Animals and Psychedelics in the Wild
Originally posted November 19, 2016
Psychedelics have been used for thousands of years by many different cultures throughout the world. These mind-altering substances are even considered sacred by some and have been used by various people as powerful spiritual conduits and for healing on mental, physical, and emotional levels. Psychedelics are revered by many, but it seems that humans aren’t the only species that appreciate the effects psychedelics have on the mind.
There happens to be many different species of animals that enjoy dipping into the psychedelic cookie-jar. While the initial appeal animals find in psychedelics is most likely for nutritional or protective reasons, many return time and time again to certain plants that contain psychedelic compounds. Fermented fruits, opium poppies, and hallucinogenic mushrooms are all quite popular amongst the animal kingdom. And there are those that speculate that animals choose to return to these plants for the sole purpose of experiencing the altered state they provide.
Reindeer on Mushrooms
The northern hemisphere is home not only to reindeer, but to the fly agaric mushroom. We’re familiar with these mushrooms as the red-topped, white spotted variety fancied by garden gnomes. It seems, however, that reindeer fancy these mushrooms a bit more and will go to great lengths to search them out. Eating these hallucinogenic mushrooms causes reindeer to act drunkenly, and run around meaninglessly making strange noises.
Jungle Animals Dig Up Iboga
In the jungle regions of Gabon and the Congo, there’s more than one animal known to purposely seek out iboga. Gorillas, boars, mandrills, and porcupines have all been known to dig up the roots of the iboga plant and eat them until intoxicated.
One account shows that a male mandrill will not engage in combat until he has first dug up and eaten the iboga root. He then waits up to two hours until the root has time to fully take effect. It’s only then that he will approach and attack the other male. This exemplifies that the animal has a full awareness that of how the substance will affect him and that he has full comprehension of what he is doing.
Mountain Goats Munch on Lichen
While lichen (the mossy looking stuff that grows on rocks) isn’t thought of much more than being something that naturally grows on rocks, it actually contains psychoactive compounds that are known to be well-regarded amongst various species of big horn sheep. And while these animals can’t tell us what they experience, those who have taken lichen (which is usually prepared in a tea after boiling the rocks) say that it is one of the most intense psychedelic experiences they’ve ever had.
Horses Crazy for Locoweed
Horses and other animals that roam the prairies of the southwest United States have a preference for hallucinogenic plants that are commonly known as “locoweed”. While these plants are usually avoided by most, there are accounts of horses coming back to them repeatedly.

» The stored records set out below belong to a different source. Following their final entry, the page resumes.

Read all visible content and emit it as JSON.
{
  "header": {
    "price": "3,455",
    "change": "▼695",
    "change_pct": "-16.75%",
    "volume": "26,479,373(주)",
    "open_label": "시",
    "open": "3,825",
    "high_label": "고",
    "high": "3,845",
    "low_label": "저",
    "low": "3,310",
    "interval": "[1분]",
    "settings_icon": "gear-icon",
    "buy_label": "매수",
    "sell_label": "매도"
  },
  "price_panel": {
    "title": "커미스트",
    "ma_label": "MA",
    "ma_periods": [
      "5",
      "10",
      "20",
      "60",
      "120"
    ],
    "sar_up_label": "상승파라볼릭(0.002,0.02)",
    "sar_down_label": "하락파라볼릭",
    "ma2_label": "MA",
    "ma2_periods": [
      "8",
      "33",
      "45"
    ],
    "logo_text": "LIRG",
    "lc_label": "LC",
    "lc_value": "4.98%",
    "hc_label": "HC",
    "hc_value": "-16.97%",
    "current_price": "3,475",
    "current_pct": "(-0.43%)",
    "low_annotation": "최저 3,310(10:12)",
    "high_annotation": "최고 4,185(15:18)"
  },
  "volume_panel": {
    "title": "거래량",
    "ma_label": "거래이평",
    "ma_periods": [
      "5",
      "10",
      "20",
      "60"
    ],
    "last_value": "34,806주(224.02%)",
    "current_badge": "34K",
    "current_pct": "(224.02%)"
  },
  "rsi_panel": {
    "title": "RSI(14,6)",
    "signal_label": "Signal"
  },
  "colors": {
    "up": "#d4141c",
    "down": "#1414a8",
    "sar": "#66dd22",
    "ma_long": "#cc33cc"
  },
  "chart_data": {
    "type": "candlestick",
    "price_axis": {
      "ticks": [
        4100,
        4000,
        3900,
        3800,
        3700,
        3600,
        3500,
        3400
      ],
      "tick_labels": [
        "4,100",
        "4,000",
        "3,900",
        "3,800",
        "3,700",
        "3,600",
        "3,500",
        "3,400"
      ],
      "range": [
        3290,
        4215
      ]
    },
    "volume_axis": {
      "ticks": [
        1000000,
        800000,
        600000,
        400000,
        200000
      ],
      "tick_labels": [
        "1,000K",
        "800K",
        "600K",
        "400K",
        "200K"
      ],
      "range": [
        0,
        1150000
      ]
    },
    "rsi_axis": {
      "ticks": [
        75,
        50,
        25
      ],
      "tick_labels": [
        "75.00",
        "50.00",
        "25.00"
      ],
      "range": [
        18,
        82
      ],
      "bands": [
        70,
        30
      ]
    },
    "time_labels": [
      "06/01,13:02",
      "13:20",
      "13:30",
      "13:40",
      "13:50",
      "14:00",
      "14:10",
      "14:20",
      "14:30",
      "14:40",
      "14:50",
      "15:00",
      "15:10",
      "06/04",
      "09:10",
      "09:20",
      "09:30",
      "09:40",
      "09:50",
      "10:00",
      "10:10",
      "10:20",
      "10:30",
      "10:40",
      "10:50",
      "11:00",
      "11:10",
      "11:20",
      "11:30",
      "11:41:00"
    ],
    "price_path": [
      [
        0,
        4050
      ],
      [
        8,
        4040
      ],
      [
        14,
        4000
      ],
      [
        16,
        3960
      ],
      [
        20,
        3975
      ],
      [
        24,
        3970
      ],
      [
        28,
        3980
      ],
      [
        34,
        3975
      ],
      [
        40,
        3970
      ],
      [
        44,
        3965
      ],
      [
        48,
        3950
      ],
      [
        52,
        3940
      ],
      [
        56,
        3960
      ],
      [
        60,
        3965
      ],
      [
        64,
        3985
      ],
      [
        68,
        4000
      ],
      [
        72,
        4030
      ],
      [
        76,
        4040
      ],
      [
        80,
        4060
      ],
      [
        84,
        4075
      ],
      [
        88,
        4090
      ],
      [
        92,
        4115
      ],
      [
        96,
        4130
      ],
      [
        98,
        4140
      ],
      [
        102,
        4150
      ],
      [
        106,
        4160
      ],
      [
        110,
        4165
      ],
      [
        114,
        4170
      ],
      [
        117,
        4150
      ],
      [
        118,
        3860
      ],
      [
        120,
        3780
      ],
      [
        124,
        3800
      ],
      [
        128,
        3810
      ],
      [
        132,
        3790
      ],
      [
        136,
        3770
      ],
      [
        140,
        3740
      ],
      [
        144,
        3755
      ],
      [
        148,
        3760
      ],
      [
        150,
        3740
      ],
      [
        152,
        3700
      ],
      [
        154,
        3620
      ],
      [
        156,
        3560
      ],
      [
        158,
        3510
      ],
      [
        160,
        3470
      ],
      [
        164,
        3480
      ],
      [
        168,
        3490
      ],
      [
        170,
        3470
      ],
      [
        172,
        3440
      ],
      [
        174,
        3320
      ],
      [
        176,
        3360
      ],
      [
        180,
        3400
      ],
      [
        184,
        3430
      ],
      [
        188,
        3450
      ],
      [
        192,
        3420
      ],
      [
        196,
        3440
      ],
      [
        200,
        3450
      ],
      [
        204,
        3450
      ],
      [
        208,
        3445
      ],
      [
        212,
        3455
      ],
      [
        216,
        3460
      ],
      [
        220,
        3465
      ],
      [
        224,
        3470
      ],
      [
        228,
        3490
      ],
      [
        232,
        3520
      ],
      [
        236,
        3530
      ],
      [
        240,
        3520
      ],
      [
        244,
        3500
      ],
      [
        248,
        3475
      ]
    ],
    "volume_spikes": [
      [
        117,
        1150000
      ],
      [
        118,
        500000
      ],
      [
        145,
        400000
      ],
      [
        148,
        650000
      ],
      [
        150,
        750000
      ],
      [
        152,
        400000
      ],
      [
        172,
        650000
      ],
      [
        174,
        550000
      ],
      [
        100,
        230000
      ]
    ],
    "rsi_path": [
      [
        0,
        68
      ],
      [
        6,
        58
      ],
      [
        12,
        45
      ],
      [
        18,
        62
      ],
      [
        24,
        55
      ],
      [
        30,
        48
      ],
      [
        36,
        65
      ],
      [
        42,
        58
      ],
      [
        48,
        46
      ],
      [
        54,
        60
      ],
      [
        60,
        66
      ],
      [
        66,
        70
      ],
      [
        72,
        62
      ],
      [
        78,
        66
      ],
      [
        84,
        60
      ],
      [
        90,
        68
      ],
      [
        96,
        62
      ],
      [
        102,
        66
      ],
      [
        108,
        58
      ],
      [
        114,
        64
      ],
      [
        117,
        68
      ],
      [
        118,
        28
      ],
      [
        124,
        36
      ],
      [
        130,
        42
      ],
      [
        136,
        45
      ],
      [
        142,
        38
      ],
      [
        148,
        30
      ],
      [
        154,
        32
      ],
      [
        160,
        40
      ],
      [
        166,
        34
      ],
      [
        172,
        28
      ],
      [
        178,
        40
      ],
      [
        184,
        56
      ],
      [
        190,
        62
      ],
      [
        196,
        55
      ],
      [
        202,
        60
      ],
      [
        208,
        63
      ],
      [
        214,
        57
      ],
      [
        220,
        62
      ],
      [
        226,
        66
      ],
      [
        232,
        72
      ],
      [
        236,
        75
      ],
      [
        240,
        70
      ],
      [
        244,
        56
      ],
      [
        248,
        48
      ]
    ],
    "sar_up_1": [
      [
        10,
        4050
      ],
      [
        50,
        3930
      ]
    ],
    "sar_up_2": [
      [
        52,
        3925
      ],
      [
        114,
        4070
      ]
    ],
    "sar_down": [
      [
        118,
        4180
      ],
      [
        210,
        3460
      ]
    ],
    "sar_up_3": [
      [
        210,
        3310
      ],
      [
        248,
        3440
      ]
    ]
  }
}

Once they’ve munched on these weeds, animals have been observed wandering without direction, having impaired vision, and behaving erratically.
Amazonian Jaguars Eat Ayahuasca
In the jungles of the Amazon jaguars are known to munch on the Banisteriopsis caapi vine, which is better known by humans as one of the plants used to make ayahuasca. It’s been speculated that the purging effect this vine offers is eaten because of a natural instinct of the jaguar to rid itself of parasites. However, jaguars that have eaten this vine have been shown to roll around in extreme pleasure after consuming the vine, which makes some believe they are seeking it out for this purpose.
Why Do Different Species Seek Psychedelics?
These are but a few accounts of animals purposely seeking out psychedelic substances in the wild. Scientists who study this particular behavior of animals have found that species throughout the world are purposely intoxicating themselves. Birds are known to seek out cannabis seeds, and it’s well known that cats go crazy for catnip. Rats, mice, lizards, and spiders are all known to be fond of opium. And it’s been reported for hundreds of years that elephants have a taste for the fermented fruits that get them drunk.
So, prevalent is this behavior that some scientists believe animals purposely seek out mind-altering substances. A book written by Ronald Siegel, UCLA psychopharmacologist states that “the pursuit of intoxication with drugs is a primary motivational force in the behavior of organisms.” Could it be that humans aren’t the only ones looking to escape day to day reality with the help of drugs and alcohol?
It’s believed that this drive for intoxication is learned and not something animals are innately born with. And this desire to alter consciousness doesn’t always end well. Cats can develop brain damage from too much nip, and the horses and cows that gorge on locoweed will eventually die.
It seems the desire in animals to purposely alter their minds isn’t much different from humans themselves. Psychologist Edward DeBono believes that the desire for intoxication amongst all species (humans and animals included) is one that is “liberating” and something that frees one from the “rigidity of established ideas, schemes, divisions, categories, and classifications.” And with the desire by many species to experience what psychedelics can offer, including a different dimension of linear reality that touches upon a sense of unity with more than what we regularly experience, it would seem that all species are inherently seeking this profound connection with deeper meaning.